> **Work order**
Every line of the records that holds the word "description" should be copied.

[Data records for software interfaces]
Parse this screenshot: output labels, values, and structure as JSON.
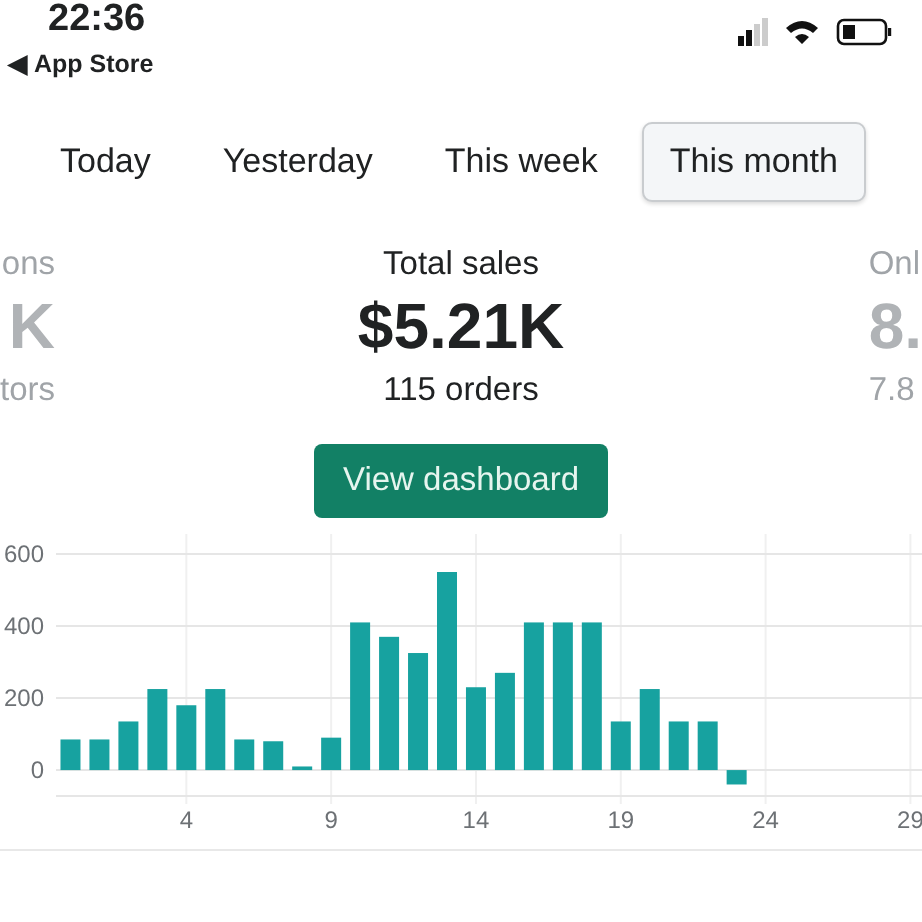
{
  "status_bar": {
    "time": "22:36",
    "back_link": "◀ App Store"
  },
  "tabs": [
    {
      "label": "Today",
      "selected": false
    },
    {
      "label": "Yesterday",
      "selected": false
    },
    {
      "label": "This week",
      "selected": false
    },
    {
      "label": "This month",
      "selected": true
    }
  ],
  "stats": [
    {
      "title": "ons",
      "value": "K",
      "detail": "tors",
      "kind": "side"
    },
    {
      "title": "Total sales",
      "value": "$5.21K",
      "detail": "115 orders",
      "kind": "main"
    },
    {
      "title": "Onl",
      "value": "8.",
      "detail": "7.8",
      "kind": "side"
    }
  ],
  "button": {
    "label": "View dashboard"
  },
  "chart_data": {
    "type": "bar",
    "x": [
      0,
      1,
      2,
      3,
      4,
      5,
      6,
      7,
      8,
      9,
      10,
      11,
      12,
      13,
      14,
      15,
      16,
      17,
      18,
      19,
      20,
      21,
      22,
      23,
      24,
      25,
      26,
      27,
      28,
      29
    ],
    "series": [
      {
        "color": "#17a2a0",
        "values": [
          85,
          85,
          135,
          225,
          180,
          225,
          85,
          80,
          10,
          90,
          410,
          370,
          325,
          550,
          230,
          270,
          410,
          410,
          410,
          135,
          225,
          135,
          135,
          -40,
          0,
          0,
          0,
          0,
          0,
          0
        ]
      }
    ],
    "grid": true,
    "xlim": [
      -0.5,
      29.4
    ],
    "ylim": [
      -72,
      600
    ],
    "yticks": [
      {
        "value": 600,
        "label": "600"
      },
      {
        "value": 400,
        "label": "400"
      },
      {
        "value": 200,
        "label": "200"
      },
      {
        "value": 0,
        "label": "0"
      }
    ],
    "xticks": [
      4,
      9,
      14,
      19,
      24,
      29
    ]
  }
}
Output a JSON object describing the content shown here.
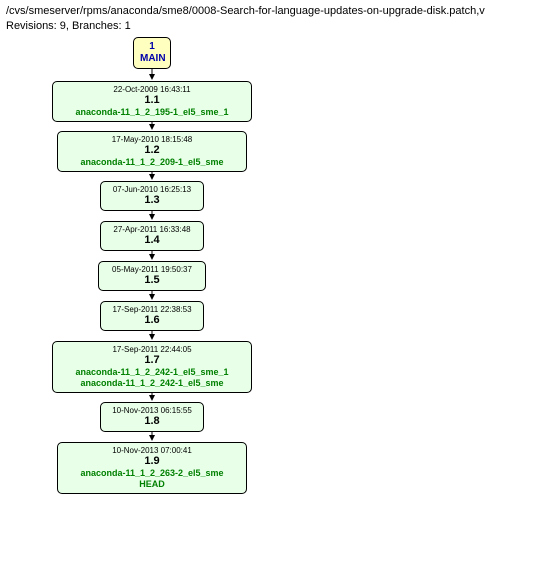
{
  "header": {
    "path": "/cvs/smeserver/rpms/anaconda/sme8/0008-Search-for-language-updates-on-upgrade-disk.patch,v",
    "meta": "Revisions: 9, Branches: 1"
  },
  "main": {
    "index": "1",
    "label": "MAIN"
  },
  "revisions": [
    {
      "date": "22-Oct-2009 16:43:11",
      "ver": "1.1",
      "tags": [
        "anaconda-11_1_2_195-1_el5_sme_1"
      ]
    },
    {
      "date": "17-May-2010 18:15:48",
      "ver": "1.2",
      "tags": [
        "anaconda-11_1_2_209-1_el5_sme"
      ]
    },
    {
      "date": "07-Jun-2010 16:25:13",
      "ver": "1.3",
      "tags": []
    },
    {
      "date": "27-Apr-2011 16:33:48",
      "ver": "1.4",
      "tags": []
    },
    {
      "date": "05-May-2011 19:50:37",
      "ver": "1.5",
      "tags": []
    },
    {
      "date": "17-Sep-2011 22:38:53",
      "ver": "1.6",
      "tags": []
    },
    {
      "date": "17-Sep-2011 22:44:05",
      "ver": "1.7",
      "tags": [
        "anaconda-11_1_2_242-1_el5_sme_1",
        "anaconda-11_1_2_242-1_el5_sme"
      ]
    },
    {
      "date": "10-Nov-2013 06:15:55",
      "ver": "1.8",
      "tags": []
    },
    {
      "date": "10-Nov-2013 07:00:41",
      "ver": "1.9",
      "tags": [
        "anaconda-11_1_2_263-2_el5_sme",
        "HEAD"
      ]
    }
  ]
}
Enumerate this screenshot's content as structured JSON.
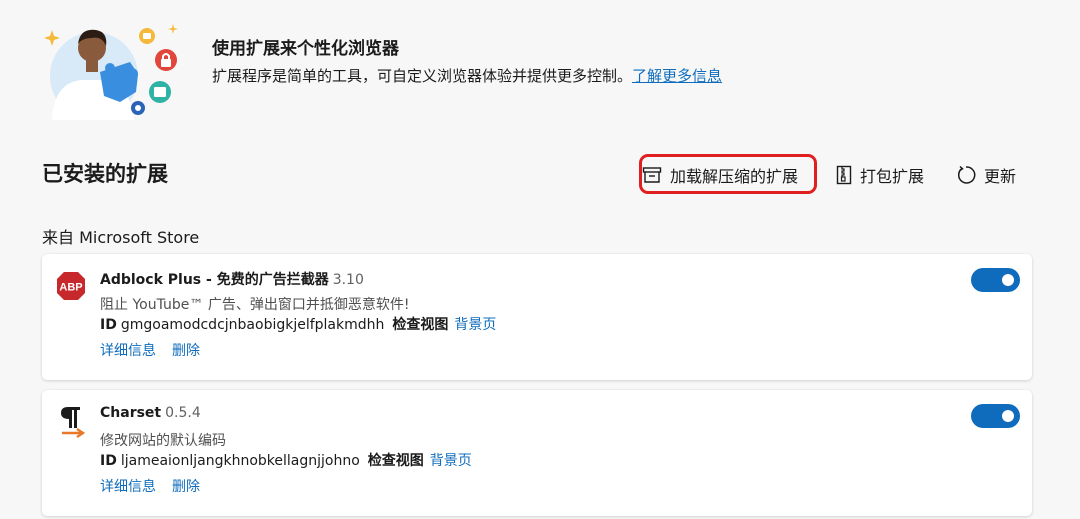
{
  "hero": {
    "title": "使用扩展来个性化浏览器",
    "description": "扩展程序是简单的工具，可自定义浏览器体验并提供更多控制。",
    "learn_more": "了解更多信息"
  },
  "section_title": "已安装的扩展",
  "toolbar": {
    "load_unpacked": "加载解压缩的扩展",
    "pack": "打包扩展",
    "update": "更新"
  },
  "store_label": "来自 Microsoft Store",
  "extensions": [
    {
      "name": "Adblock Plus - 免费的广告拦截器",
      "version": "3.10",
      "description": "阻止 YouTube™ 广告、弹出窗口并抵御恶意软件!",
      "id_label": "ID",
      "id": "gmgoamodcdcjnbaobigkjelfplakmdhh",
      "inspect_label": "检查视图",
      "background_page": "背景页",
      "details": "详细信息",
      "remove": "删除",
      "enabled": true,
      "icon": "abp-icon",
      "icon_text": "ABP"
    },
    {
      "name": "Charset",
      "version": "0.5.4",
      "description": "修改网站的默认编码",
      "id_label": "ID",
      "id": "ljameaionljangkhnobkellagnjjohno",
      "inspect_label": "检查视图",
      "background_page": "背景页",
      "details": "详细信息",
      "remove": "删除",
      "enabled": true,
      "icon": "charset-pilcrow-icon"
    }
  ],
  "colors": {
    "accent": "#0f6cbd",
    "highlight": "#e02020",
    "abp_red": "#c7282c",
    "charset_orange": "#e8782a"
  }
}
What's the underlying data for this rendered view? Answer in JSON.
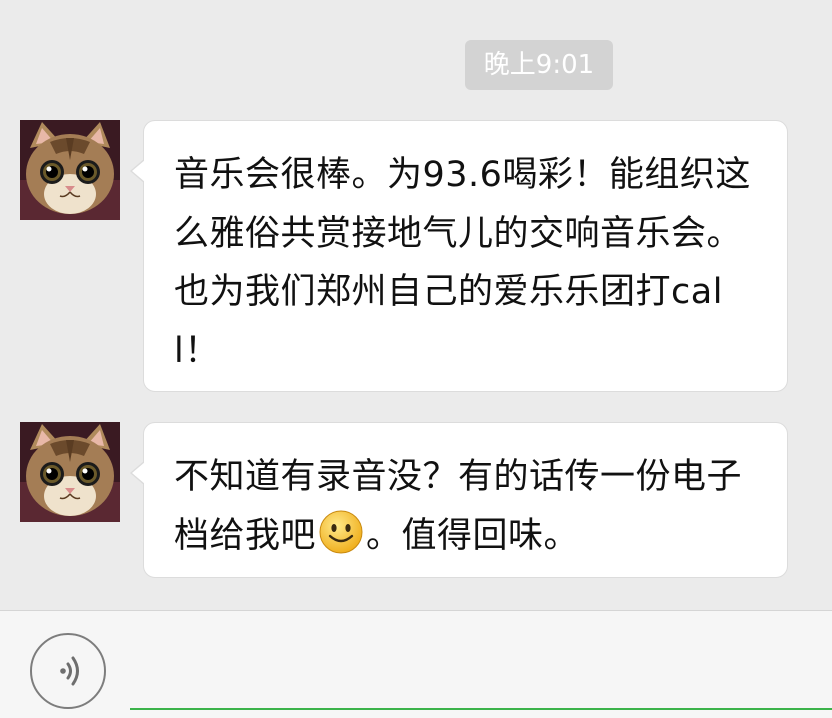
{
  "timestamp": "晚上9:01",
  "messages": [
    {
      "sender_avatar": "cat-avatar",
      "text": "音乐会很棒。为93.6喝彩！能组织这么雅俗共赏接地气儿的交响音乐会。也为我们郑州自己的爱乐乐团打call！"
    },
    {
      "sender_avatar": "cat-avatar",
      "text_before_emoji": "不知道有录音没？有的话传一份电子档给我吧",
      "emoji": "smile-emoji",
      "text_after_emoji": "。值得回味。"
    }
  ],
  "input_bar": {
    "voice_icon": "voice-icon",
    "accent_color": "#3cb34a"
  },
  "colors": {
    "background": "#ebebeb",
    "bubble": "#ffffff",
    "timestamp_bg": "#d3d3d3"
  }
}
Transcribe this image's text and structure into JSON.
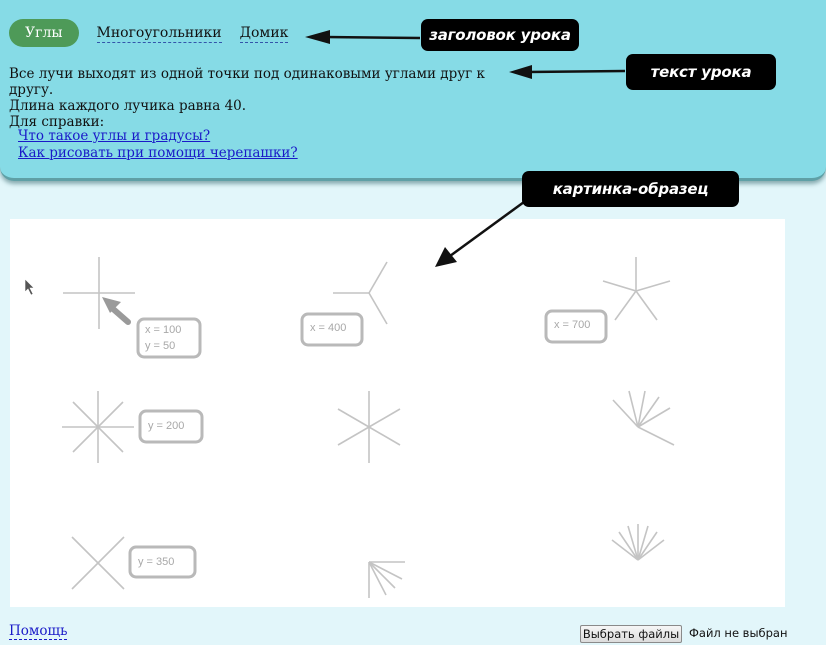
{
  "tabs": [
    {
      "label": "Углы",
      "active": true
    },
    {
      "label": "Многоугольники",
      "active": false
    },
    {
      "label": "Домик",
      "active": false
    }
  ],
  "lesson": {
    "line1": "Все лучи выходят из одной точки под одинаковыми углами друг к другу.",
    "line2": "Длина каждого лучика равна 40."
  },
  "reference": {
    "title": "Для справки:",
    "link1": "Что такое углы и градусы?",
    "link2": "Как рисовать при помощи черепашки?"
  },
  "annotations": {
    "lesson_title": "заголовок урока",
    "lesson_text": "текст урока",
    "sample_picture": "картинка-образец"
  },
  "sample_labels": {
    "first_x": "x = 100",
    "first_y": "y = 50",
    "second_x": "x = 400",
    "third_x": "x = 700",
    "row2_y": "y = 200",
    "row3_y": "y = 350"
  },
  "footer": {
    "help": "Помощь",
    "file_button": "Выбрать файлы",
    "file_status": "Файл не выбран"
  },
  "colors": {
    "active_tab": "#4e9a58",
    "panel": "#86dbe6",
    "background": "#e2f6fa",
    "link": "#1a1ac8"
  }
}
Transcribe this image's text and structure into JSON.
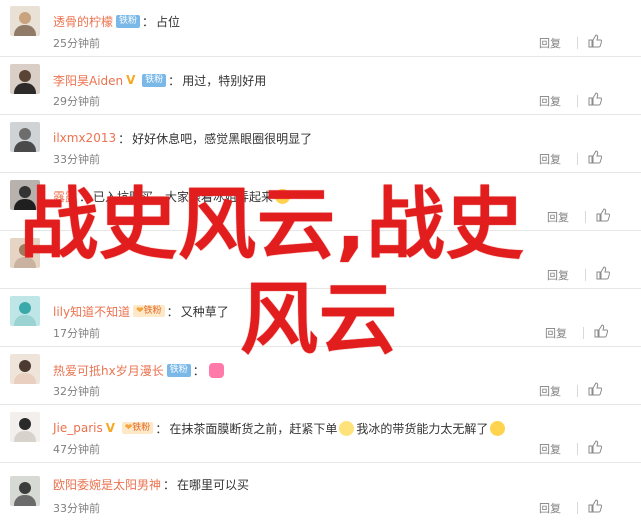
{
  "comments": [
    {
      "user": "透骨的柠檬",
      "badges": [
        "icon"
      ],
      "icon_label": "铁粉",
      "sep": "：",
      "text": "占位",
      "time": "25分钟前",
      "reply": "回复",
      "emoji": []
    },
    {
      "user": "李阳昊Aiden",
      "badges": [
        "v",
        "icon"
      ],
      "icon_label": "铁粉",
      "sep": "：",
      "text": "用过，特别好用",
      "time": "29分钟前",
      "reply": "回复",
      "emoji": []
    },
    {
      "user": "ilxmx2013",
      "badges": [],
      "sep": "：",
      "text": "好好休息吧，感觉黑眼圈很明显了",
      "time": "33分钟前",
      "reply": "回复",
      "emoji": []
    },
    {
      "user": "露露",
      "badges": [],
      "sep": "：",
      "text": "已入坑购买，大家跟着冰姐弄起来",
      "time": "",
      "reply": "回复",
      "emoji": []
    },
    {
      "user": "",
      "badges": [],
      "sep": "",
      "text": "",
      "time": "",
      "reply": "回复",
      "emoji": []
    },
    {
      "user": "lily知道不知道",
      "badges": [
        "fan"
      ],
      "fan_label": "铁粉",
      "sep": "：",
      "text": "又种草了",
      "time": "17分钟前",
      "reply": "回复",
      "emoji": []
    },
    {
      "user": "热爱可抵hx岁月漫长",
      "badges": [
        "icon"
      ],
      "icon_label": "铁粉",
      "sep": "：",
      "text": "",
      "time": "32分钟前",
      "reply": "回复",
      "emoji": [
        "heart"
      ]
    },
    {
      "user": "Jie_paris",
      "badges": [
        "v",
        "fan"
      ],
      "fan_label": "铁粉",
      "sep": "：",
      "text": "在抹茶面膜断货之前，赶紧下单",
      "text2": "我冰的带货能力太无解了",
      "time": "47分钟前",
      "reply": "回复",
      "emoji": [
        "cat",
        "smile"
      ]
    },
    {
      "user": "欧阳委婉是太阳男神",
      "badges": [],
      "sep": "：",
      "text": "在哪里可以买",
      "time": "33分钟前",
      "reply": "回复",
      "emoji": []
    }
  ],
  "overlay": {
    "line1": "战史风云,战史",
    "line2": "风云"
  },
  "colors": {
    "username": "#eb7350",
    "overlay": "#e11d1d",
    "meta": "#808080"
  }
}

> **Answer box**
    "description": "扩展程序是简单的工具，可自定义浏览器体验并提供更多控制。",
      "description": "阻止 YouTube™ 广告、弹出窗口并抵御恶意软件!",
      "description": "修改网站的默认编码",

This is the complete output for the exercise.